I can see two ways to do this.
1) Rules in your network.
You can redirect any traffic destined for 0.0.0.0/0 port TCP/UDP 53, and from customers subscribing to your filtered service, to the opendns server.
2) Rules in your routers
Set the default policy to drop
Rule 1 - LAN port 1-52 TCP/UDP ACCEPT
Rule 2 - LAN port 54-65535 TCP/UDP ACCEPT
Rule 3 - LAN port 53 TCP/UDP destination ip address x.x.x.x ACCEPT
This would effectively drop everything except non-dns traffic and dns traffic destined for the approved ip address.
We use DHCP so with a bit more thinking i reckon we could do it in a way where all dns traffic destined for outside ip addresses is dropped, but still allow the router itself to dns relay to the dns server addresses defined in the DHCP process, because there are two seperate packets there.
1) A packet comes in from the LAN and if addressed to the router it should be allowed, but if addressed to an outside ip address it should be dropped.
2) The dns service inside the router re-creates a totally new packet which with the router being the source, it should be allowed to still talk to an outside dns server since the new packet never came in the lan port.
The router of course will only relay to the dns server set by dhcp.
There are still two issues
1) customers would be able to access the router and change the firewall rules unless you block access, and they cant use another router
2) VPNs can bypass it

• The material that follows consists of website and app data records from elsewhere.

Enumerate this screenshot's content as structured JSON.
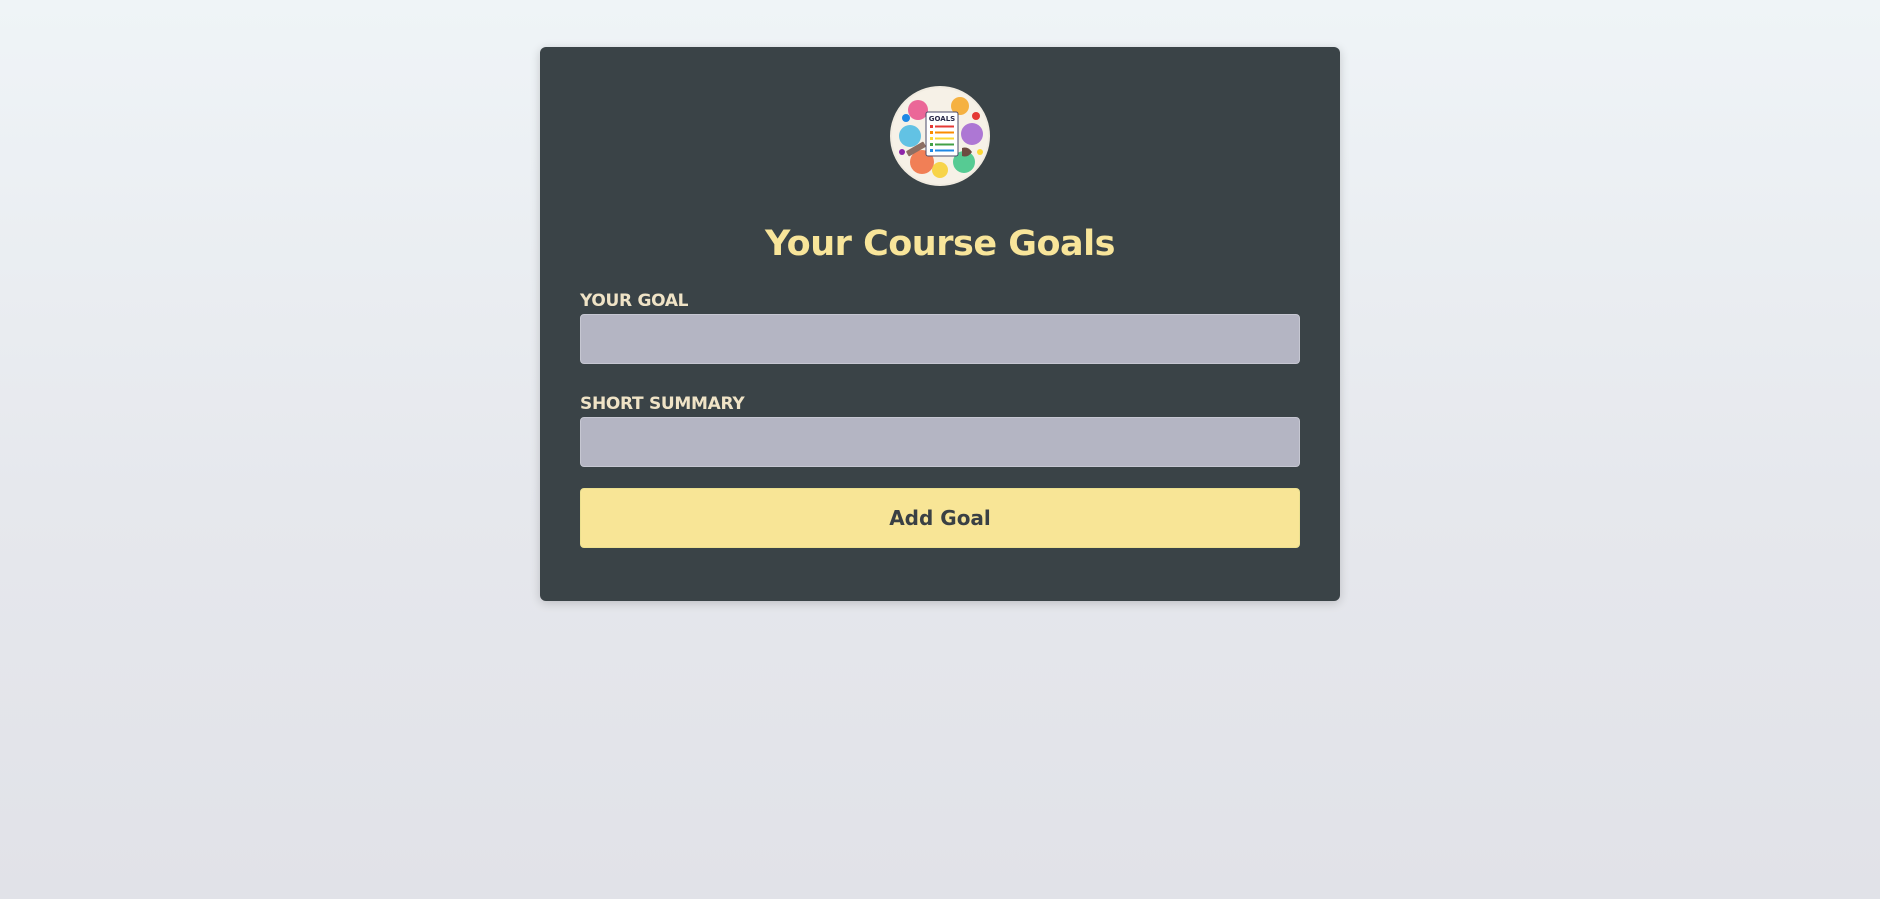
{
  "logo": {
    "icon": "goals-checklist-illustration",
    "text": "GOALS"
  },
  "form": {
    "title": "Your Course Goals",
    "goal_label": "YOUR GOAL",
    "goal_value": "",
    "summary_label": "SHORT SUMMARY",
    "summary_value": "",
    "submit_label": "Add Goal"
  },
  "colors": {
    "page_background_top": "#eff4f7",
    "page_background_bottom": "#e1e2e8",
    "card_background": "#3a4347",
    "title": "#f8e59a",
    "label": "#efe3c6",
    "input_background": "#b4b5c3",
    "button_background": "#f8e596",
    "button_text": "#3a4044"
  }
}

You cant really solve the VPNs but i would probably advise not allowing customer access (we dont) or the better way would be doing it in your network rather than at the customer site.